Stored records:

⟨

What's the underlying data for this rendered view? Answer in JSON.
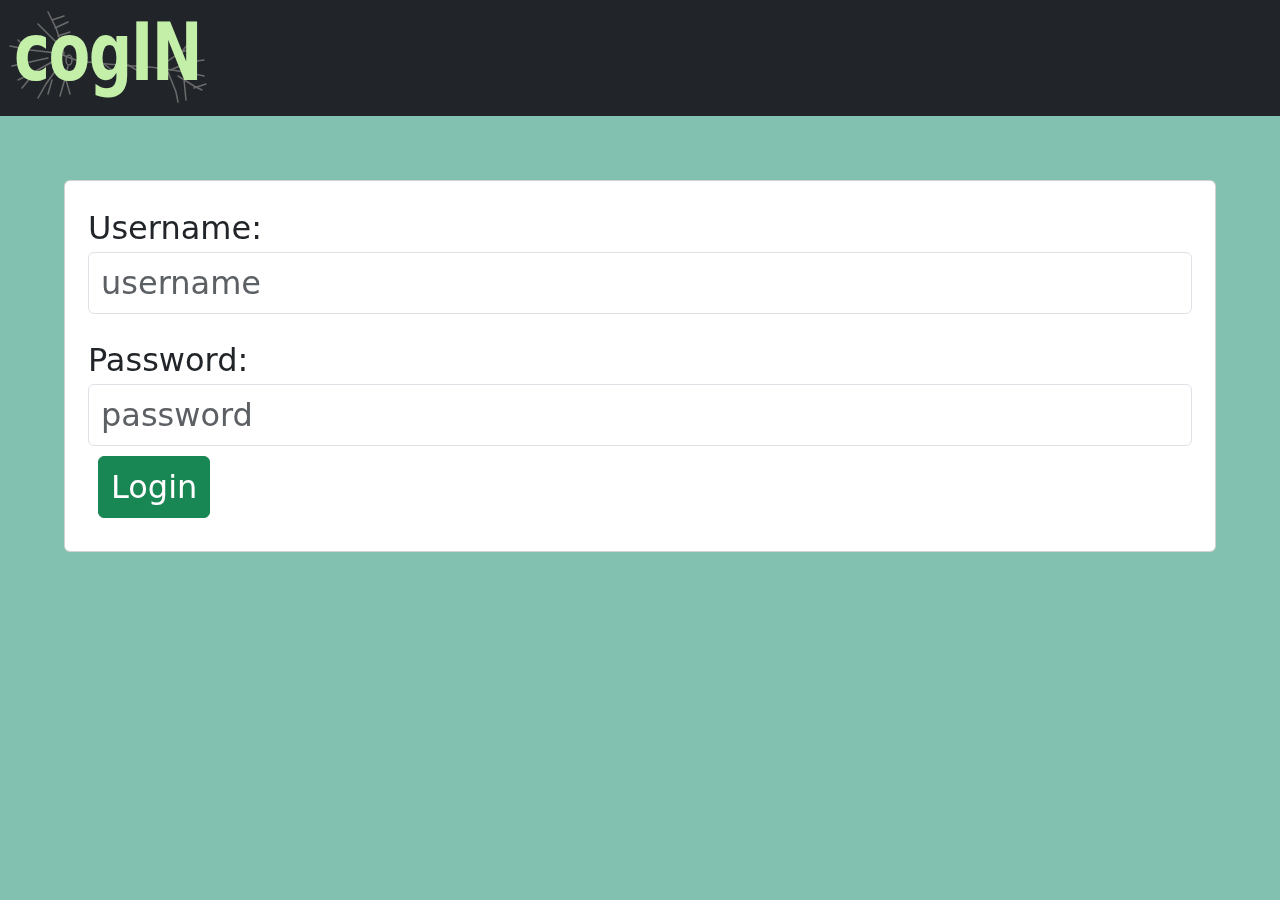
{
  "navbar": {
    "logo_text": "cogIN"
  },
  "login_form": {
    "fields": [
      {
        "label": "Username:",
        "placeholder": "username"
      },
      {
        "label": "Password:",
        "placeholder": "password"
      }
    ],
    "submit_button": "Login"
  }
}
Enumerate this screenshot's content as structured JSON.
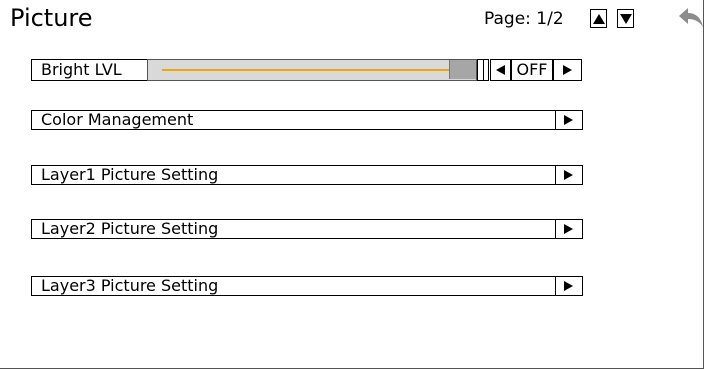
{
  "header": {
    "title": "Picture",
    "page_label": "Page:",
    "page_value": "1/2"
  },
  "icons": {
    "page_up": "triangle-up-icon",
    "page_down": "triangle-down-icon",
    "back": "back-arrow-icon"
  },
  "bright": {
    "label": "Bright LVL",
    "value": "OFF",
    "slider_level_fraction": 1.0,
    "slider_color": "#f0a800"
  },
  "menu": [
    {
      "label": "Color Management"
    },
    {
      "label": "Layer1 Picture Setting"
    },
    {
      "label": "Layer2 Picture Setting"
    },
    {
      "label": "Layer3 Picture Setting"
    }
  ]
}
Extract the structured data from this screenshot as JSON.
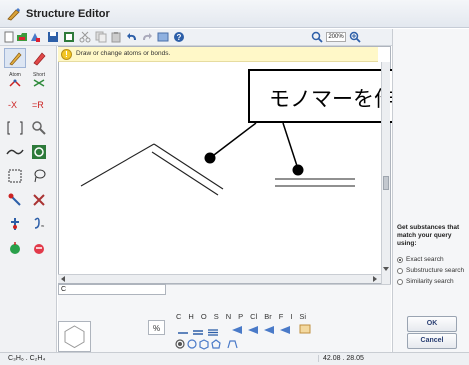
{
  "window": {
    "title": "Structure Editor"
  },
  "toolbar": {
    "zoom": "200%"
  },
  "hint": {
    "text": "Draw or change atoms or bonds."
  },
  "left_tools": {
    "atom_label": "Atom",
    "short_label": "Short"
  },
  "callout": {
    "text": "モノマーを作図"
  },
  "query_panel": {
    "heading": "Get substances that match your query using:",
    "options": [
      {
        "label": "Exact search",
        "selected": true
      },
      {
        "label": "Substructure search",
        "selected": false
      },
      {
        "label": "Similarity search",
        "selected": false
      }
    ],
    "ok_label": "OK",
    "cancel_label": "Cancel"
  },
  "bottom": {
    "formula_value": "C",
    "elements": [
      "C",
      "H",
      "O",
      "S",
      "N",
      "P",
      "Cl",
      "Br",
      "F",
      "I",
      "Si"
    ]
  },
  "status": {
    "formula": "C₃H₆ . C₂H₄",
    "coords": "42.08 . 28.05"
  },
  "colors": {
    "accent": "#3a6fb0",
    "hint_bg": "#fff8c8",
    "callout_border": "#000000"
  }
}
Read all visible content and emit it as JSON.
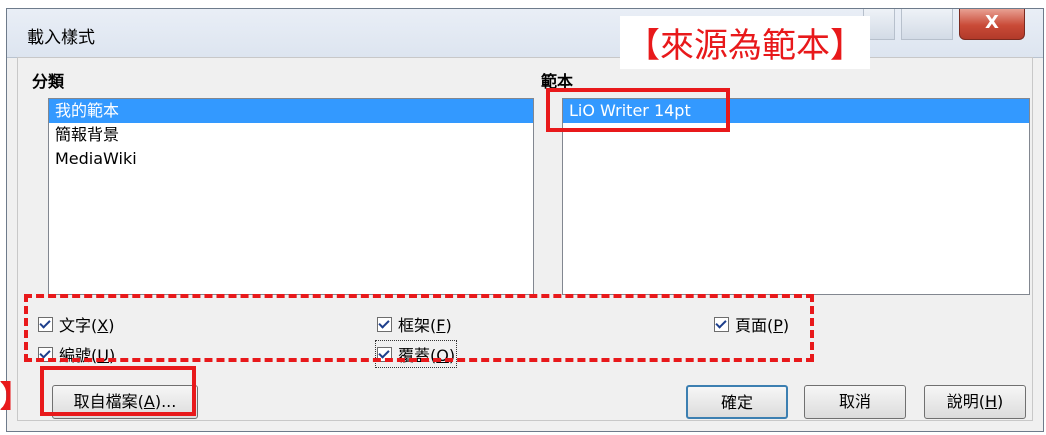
{
  "dialog": {
    "title": "載入樣式",
    "close_label": "X"
  },
  "labels": {
    "category": "分類",
    "template": "範本"
  },
  "categories": [
    {
      "label": "我的範本",
      "selected": true
    },
    {
      "label": "簡報背景",
      "selected": false
    },
    {
      "label": "MediaWiki",
      "selected": false
    }
  ],
  "templates": [
    {
      "label": "LiO Writer 14pt",
      "selected": true
    }
  ],
  "checkboxes": {
    "text": {
      "label": "文字",
      "mnemonic": "X",
      "checked": true
    },
    "frame": {
      "label": "框架",
      "mnemonic": "F",
      "checked": true
    },
    "page": {
      "label": "頁面",
      "mnemonic": "P",
      "checked": true
    },
    "numbering": {
      "label": "編號",
      "mnemonic": "U",
      "checked": true
    },
    "overwrite": {
      "label": "覆蓋",
      "mnemonic": "O",
      "checked": true
    }
  },
  "buttons": {
    "from_file": {
      "label": "取自檔案",
      "mnemonic": "A",
      "suffix": "..."
    },
    "ok": {
      "label": "確定"
    },
    "cancel": {
      "label": "取消"
    },
    "help": {
      "label": "說明",
      "mnemonic": "H"
    }
  },
  "annotation": {
    "text": "【來源為範本】",
    "left_mark": "】"
  },
  "colors": {
    "selection": "#3399ff",
    "annotation_red": "#e8191b"
  }
}
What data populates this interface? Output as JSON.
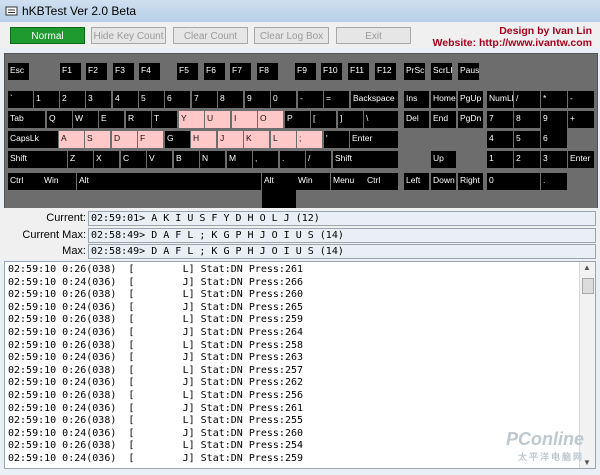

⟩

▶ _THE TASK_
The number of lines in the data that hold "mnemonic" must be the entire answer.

▶ _RESPONSE AREA_
7